HAPPY AND HEALTHY STAFF AS THE KEY TO THRIVING BUSINESS
To think any firm would subject their employees to a building that would negatively impact their health or work performance is absurd. Biophilic and nature inclusive workplaces, on the other hand, are like human resource tools that can attract and retain talent. People are more aware than ever about the spaces they occupy, and given the ‘new normal’, workers will be more and more selective about their offices, too.
In JLL’s 3-30-300 rule of thumb, per square foot per year, an average company spends $3 on utilities, $30 on rent, and $300 on the payroll. So, a 10% increase in energy efficiency would yield $0.30 savings per square foot, a 10% decrease in rent would save $3, and a 10% gain in productivity is worth $30. Strictly speaking, workplaces that boost productivity drive business.
Staff is the most valuable resource in companies, typically accounting for 90% of business operating costs, so even a small improvement in productivity can have a major impact on the bottom line and competitiveness of any business.
Feeling good often equates to being able to do more. If re-establishing a connection to nature at work generates a 6% increase in productivity, that equates to a $39 per square foot savings per year, or €348 per square meter!
Adding on to that, reducing rates of presenteeism while raising morale go hand in hand to well-rounded business and result in higher value for companies. Considering this along with the evidence that green workplaces yield happiness, wellness, and performance, the power of continuing the individual’s connection with nature in the day-to-day workplace is utterly immense.
MOSS & BIOPHILIA
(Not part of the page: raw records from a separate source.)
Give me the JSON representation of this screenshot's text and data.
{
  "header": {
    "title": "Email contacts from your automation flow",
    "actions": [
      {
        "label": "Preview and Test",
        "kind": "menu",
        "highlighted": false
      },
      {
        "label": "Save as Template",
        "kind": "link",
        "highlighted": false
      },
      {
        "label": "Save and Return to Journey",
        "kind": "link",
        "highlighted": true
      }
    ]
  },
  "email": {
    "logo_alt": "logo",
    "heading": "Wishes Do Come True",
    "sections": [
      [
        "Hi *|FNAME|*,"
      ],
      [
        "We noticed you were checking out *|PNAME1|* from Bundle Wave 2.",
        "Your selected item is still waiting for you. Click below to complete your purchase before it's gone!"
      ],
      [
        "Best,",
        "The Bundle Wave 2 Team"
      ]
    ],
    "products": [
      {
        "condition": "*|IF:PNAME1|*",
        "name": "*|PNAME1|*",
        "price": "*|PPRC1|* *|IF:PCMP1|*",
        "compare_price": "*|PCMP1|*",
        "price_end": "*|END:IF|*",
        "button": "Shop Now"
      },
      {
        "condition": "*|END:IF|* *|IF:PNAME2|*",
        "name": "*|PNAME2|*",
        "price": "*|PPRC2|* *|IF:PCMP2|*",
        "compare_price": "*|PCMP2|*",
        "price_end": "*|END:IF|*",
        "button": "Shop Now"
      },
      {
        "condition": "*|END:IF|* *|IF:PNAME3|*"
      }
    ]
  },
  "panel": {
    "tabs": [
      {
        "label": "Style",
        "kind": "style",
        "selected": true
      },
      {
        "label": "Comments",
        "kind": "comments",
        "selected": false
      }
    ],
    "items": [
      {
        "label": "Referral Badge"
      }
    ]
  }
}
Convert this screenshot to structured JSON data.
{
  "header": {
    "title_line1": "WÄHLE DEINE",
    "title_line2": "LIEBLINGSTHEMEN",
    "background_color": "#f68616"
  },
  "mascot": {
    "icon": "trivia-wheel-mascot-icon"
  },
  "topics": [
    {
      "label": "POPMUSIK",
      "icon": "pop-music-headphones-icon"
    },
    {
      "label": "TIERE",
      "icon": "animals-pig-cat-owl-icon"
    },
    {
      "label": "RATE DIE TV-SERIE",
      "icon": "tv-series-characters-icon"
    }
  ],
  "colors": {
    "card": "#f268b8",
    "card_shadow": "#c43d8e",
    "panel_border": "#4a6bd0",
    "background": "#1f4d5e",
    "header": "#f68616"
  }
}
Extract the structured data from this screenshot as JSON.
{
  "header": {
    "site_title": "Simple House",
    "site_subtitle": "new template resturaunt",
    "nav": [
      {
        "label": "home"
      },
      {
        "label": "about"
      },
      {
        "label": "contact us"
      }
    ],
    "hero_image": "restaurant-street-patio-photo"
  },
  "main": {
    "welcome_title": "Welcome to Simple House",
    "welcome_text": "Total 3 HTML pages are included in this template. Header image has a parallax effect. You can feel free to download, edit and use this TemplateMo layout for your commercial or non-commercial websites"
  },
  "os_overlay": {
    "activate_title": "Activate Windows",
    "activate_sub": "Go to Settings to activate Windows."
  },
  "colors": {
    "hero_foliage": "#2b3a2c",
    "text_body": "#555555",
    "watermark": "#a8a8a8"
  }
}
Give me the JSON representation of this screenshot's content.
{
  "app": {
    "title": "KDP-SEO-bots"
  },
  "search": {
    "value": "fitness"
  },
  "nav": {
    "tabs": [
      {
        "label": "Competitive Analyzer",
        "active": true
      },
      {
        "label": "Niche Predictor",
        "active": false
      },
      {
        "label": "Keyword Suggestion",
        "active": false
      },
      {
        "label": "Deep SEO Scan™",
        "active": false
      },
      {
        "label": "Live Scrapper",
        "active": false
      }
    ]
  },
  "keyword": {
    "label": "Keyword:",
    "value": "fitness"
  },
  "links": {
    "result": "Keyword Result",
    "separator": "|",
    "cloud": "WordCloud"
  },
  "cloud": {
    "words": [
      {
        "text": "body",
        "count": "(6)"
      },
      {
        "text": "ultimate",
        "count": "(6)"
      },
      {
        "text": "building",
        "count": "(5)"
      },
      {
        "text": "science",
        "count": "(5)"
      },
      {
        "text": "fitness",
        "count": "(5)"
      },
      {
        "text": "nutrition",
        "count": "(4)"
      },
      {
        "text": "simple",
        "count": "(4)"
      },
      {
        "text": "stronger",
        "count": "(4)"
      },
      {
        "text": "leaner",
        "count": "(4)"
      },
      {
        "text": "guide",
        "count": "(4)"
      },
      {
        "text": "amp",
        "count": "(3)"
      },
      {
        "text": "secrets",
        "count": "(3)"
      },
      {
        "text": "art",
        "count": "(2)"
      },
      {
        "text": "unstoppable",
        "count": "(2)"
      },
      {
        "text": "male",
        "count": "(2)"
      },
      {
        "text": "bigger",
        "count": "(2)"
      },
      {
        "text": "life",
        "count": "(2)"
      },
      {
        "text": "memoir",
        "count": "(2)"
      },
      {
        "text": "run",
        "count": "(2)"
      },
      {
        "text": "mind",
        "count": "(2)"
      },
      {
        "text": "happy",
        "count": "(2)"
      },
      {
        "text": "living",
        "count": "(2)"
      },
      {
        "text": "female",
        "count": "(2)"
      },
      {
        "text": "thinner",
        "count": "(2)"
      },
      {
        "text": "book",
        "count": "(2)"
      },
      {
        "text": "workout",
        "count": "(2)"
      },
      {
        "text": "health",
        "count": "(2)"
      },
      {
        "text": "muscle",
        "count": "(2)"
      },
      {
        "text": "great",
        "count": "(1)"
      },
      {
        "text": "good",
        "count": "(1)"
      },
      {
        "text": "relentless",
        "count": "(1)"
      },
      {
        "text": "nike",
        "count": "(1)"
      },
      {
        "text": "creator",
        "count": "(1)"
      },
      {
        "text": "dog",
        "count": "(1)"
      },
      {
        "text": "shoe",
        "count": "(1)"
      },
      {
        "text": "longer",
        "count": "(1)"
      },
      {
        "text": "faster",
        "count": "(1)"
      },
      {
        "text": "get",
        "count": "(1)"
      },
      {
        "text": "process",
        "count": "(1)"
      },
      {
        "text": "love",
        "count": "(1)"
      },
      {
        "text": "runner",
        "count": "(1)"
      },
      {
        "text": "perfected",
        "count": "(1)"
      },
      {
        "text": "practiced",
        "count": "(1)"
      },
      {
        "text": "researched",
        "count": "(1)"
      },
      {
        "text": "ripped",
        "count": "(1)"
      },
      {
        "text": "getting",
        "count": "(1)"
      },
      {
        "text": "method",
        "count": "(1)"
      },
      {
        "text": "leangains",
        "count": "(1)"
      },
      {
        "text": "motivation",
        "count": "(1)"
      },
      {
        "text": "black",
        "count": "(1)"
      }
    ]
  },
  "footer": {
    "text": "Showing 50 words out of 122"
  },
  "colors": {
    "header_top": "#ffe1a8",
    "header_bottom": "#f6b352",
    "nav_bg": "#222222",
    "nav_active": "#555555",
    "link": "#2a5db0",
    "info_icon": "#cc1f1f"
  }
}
Ultimately, research shows that bringing nature indoors results in a positive outcome for employees and businesses. Understanding the range and complexity of factors that can impact employee productivity, happiness and well-being are key for organizations aiming to prioritize performance initiatives.
Today our design decisions are for human and planetary health. Our role as designers is to create empowering environments and at MOSS, we do this through the extraordinary phenomenon of biophilia.
Are you interested in getting to know more about the power of biophilia, or are you eager to collaborate with us? Reach out to our team at firstname.lastname@example.org to get involved.
- World Green Building Council. (2014, September). Health, Wellbeing & Productivity in Offices.
- Interface. (2015). The Global Impact of Biophilic Design in the Workplace. Www.Humanspaces.Com.
- Horoshenkov, Kirill & Khan, A. & Benkreira, Hadj. (2013). Sound absorption by living plants. 3. 2247-2254.
- Nieuwenhuis, M., Knight, C., Postmes, T., & Haslam, S. A. (2014, July 28). The Relative Benefits of Green Versus Lean Office Space: Three Field Experiments. Journal of Experimental Psychology: Applied. Advance online publication. http://dx.doi.org/10.1037/xap0000024
- (Appleton, 1975; Balling & Falk, 1982; Kaplan, Kaplan, & Brown,1989; Orians, 1980; Orians & Heerwagen, 1992; Ulrich, 1983, 1986).
- Vischer, J. C. (2005). Space meets status. Abingdon, UK: Routledge.
- Dravigne, A., Waliczek, T. M., Lineberger, R. D., & Zajicek, J. M. (2008). The effects of live plants and window views of green spaces on employee perceptions of job satisfaction. HortScience, 43, 183–187.
- Khan, A. R., Younis, A., Riaz, A., & Abbas, M. M. (2005). Effect of interior plantscaping on indoor academic environment. Journal of Agriculture Research, 43, 235–242.